The Oil and Gas Index (XOI) advanced 2.88 points (0.31%), to end the session at 930.32

  • ConocoPhillips (COP) +$0.67 (1.11%) to $60.91;
  • Repsol YPF (REP) +$0.28 (1.03%) to $27.40; and
  • Exxon Mobil (XOM) +$0.57 (0.96%) to $59.97.

The Oil service stocks (OSX) Index added 1.95 points (1.31%), to end the session at 151.34

  • BJ Services (BJS) +$1.38 (2.56%) to $55.23;
  • Transocean (RIG) +$1.09 (1.98%) to $56.05; and
  • GlobalSantaFe (GSF) +$0.77 (1.87%) to $42.05.
Energy Complex
Reuters CRB312.38-0.07-0.02%
Crude Oil Light Sweet59.25-0.38-0.64%
Heating Oil1.6898-0.03-1.65%
Natural Gas7.590.121.58%
Unleaded Gas1.736-0.03-1.55%
AMEX Oil Index930.322.880.31%
Oil Service Index151.341.951.31%

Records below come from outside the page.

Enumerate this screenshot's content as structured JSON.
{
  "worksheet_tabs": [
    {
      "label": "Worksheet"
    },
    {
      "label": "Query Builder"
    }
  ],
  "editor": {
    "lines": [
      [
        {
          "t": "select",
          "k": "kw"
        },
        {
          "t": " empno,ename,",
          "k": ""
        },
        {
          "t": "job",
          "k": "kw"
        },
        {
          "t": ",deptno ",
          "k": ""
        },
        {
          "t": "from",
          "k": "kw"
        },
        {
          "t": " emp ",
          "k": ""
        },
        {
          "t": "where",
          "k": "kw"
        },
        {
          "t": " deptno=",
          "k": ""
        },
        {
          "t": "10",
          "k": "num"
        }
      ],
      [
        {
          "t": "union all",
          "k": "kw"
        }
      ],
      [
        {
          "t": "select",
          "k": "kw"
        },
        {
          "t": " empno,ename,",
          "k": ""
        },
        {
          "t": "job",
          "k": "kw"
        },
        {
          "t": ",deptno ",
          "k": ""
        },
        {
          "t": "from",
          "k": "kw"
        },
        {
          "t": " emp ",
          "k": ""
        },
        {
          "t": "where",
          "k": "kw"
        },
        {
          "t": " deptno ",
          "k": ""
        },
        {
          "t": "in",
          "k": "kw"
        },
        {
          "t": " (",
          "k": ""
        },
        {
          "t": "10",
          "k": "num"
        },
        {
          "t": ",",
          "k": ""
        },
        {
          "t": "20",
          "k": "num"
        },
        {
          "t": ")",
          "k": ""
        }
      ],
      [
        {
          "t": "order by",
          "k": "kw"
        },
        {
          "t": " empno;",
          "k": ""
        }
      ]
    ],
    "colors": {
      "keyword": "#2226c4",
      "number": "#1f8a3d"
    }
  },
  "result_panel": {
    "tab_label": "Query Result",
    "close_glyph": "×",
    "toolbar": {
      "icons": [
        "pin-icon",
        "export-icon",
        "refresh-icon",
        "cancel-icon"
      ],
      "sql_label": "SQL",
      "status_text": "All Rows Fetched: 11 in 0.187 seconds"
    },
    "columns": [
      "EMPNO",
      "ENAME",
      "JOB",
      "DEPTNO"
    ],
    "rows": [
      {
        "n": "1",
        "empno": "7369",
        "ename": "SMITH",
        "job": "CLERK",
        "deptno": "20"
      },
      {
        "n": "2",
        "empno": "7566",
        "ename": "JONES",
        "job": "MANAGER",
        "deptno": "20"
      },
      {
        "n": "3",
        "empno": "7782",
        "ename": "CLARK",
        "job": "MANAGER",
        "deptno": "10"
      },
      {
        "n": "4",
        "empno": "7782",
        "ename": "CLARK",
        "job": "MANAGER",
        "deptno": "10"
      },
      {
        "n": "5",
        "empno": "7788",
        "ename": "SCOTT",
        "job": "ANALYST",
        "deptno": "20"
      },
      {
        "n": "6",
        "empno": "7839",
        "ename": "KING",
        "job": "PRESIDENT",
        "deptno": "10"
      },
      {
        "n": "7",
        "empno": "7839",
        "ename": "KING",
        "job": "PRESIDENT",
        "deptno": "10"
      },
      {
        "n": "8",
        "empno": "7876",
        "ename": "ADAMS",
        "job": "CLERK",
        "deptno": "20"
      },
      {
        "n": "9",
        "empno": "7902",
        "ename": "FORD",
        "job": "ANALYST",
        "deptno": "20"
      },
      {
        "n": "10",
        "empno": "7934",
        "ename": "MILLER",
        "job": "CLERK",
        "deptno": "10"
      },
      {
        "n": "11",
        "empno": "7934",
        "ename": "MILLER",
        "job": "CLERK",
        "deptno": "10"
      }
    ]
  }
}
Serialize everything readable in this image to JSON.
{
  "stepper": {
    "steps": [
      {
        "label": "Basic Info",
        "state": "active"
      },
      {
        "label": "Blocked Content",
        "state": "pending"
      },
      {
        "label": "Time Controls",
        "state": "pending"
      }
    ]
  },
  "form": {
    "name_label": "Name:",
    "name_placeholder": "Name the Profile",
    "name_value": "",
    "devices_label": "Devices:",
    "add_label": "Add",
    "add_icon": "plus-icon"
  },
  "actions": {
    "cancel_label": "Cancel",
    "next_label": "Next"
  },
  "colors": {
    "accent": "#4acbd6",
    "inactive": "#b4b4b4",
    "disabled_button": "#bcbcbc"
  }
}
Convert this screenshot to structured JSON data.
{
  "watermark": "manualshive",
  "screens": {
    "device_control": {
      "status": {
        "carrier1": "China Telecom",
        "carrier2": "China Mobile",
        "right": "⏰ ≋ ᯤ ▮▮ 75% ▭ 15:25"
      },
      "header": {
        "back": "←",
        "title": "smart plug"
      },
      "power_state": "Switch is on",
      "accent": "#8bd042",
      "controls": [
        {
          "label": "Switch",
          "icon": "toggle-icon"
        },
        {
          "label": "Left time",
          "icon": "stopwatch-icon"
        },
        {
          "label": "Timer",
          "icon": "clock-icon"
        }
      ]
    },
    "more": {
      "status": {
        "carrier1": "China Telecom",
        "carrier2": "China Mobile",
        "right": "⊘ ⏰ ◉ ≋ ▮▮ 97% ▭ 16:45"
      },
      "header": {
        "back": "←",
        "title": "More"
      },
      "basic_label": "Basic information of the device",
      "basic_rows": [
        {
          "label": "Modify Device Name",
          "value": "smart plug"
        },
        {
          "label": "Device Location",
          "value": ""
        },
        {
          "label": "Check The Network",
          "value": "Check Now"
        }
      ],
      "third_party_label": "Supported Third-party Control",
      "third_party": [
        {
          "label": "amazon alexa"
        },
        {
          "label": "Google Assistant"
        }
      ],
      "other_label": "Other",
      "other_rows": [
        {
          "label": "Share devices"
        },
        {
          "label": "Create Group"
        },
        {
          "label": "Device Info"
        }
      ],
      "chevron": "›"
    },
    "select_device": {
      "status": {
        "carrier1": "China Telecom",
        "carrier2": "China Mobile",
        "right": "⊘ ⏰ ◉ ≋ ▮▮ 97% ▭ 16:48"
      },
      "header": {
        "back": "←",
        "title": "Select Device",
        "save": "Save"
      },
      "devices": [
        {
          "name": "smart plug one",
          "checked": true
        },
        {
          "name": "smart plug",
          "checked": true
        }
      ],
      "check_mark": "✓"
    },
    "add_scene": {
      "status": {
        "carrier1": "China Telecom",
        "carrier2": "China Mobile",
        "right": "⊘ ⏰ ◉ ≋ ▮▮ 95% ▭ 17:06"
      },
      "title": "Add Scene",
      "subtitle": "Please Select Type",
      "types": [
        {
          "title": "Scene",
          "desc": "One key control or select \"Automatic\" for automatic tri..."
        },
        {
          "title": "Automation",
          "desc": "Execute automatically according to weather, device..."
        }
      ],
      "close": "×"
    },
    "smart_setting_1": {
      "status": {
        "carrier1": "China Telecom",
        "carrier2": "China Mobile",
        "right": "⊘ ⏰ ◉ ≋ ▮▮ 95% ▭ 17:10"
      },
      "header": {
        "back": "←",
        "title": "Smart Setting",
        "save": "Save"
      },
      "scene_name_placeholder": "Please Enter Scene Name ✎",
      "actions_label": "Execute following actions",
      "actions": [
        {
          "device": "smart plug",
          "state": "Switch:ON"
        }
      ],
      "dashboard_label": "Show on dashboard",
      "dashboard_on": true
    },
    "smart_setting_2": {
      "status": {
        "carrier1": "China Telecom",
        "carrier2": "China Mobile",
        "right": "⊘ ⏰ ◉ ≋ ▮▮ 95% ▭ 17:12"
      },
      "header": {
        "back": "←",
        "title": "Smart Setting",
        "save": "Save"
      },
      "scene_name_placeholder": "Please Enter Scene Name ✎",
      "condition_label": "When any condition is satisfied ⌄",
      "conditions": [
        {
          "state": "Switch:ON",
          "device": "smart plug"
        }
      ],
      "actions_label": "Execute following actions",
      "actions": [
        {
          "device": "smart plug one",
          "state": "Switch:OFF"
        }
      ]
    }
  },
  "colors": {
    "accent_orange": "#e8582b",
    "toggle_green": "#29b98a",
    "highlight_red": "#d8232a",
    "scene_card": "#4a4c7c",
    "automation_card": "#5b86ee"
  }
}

Currency Markets

USD Exchange Rates
US Dollar Index89.53-0.72-0.8%
Australian Dollar0.74750.00570.77%
Swiss Franc1.2874-0.0123-0.95%
Canadian Dollar0.82140.0010.12%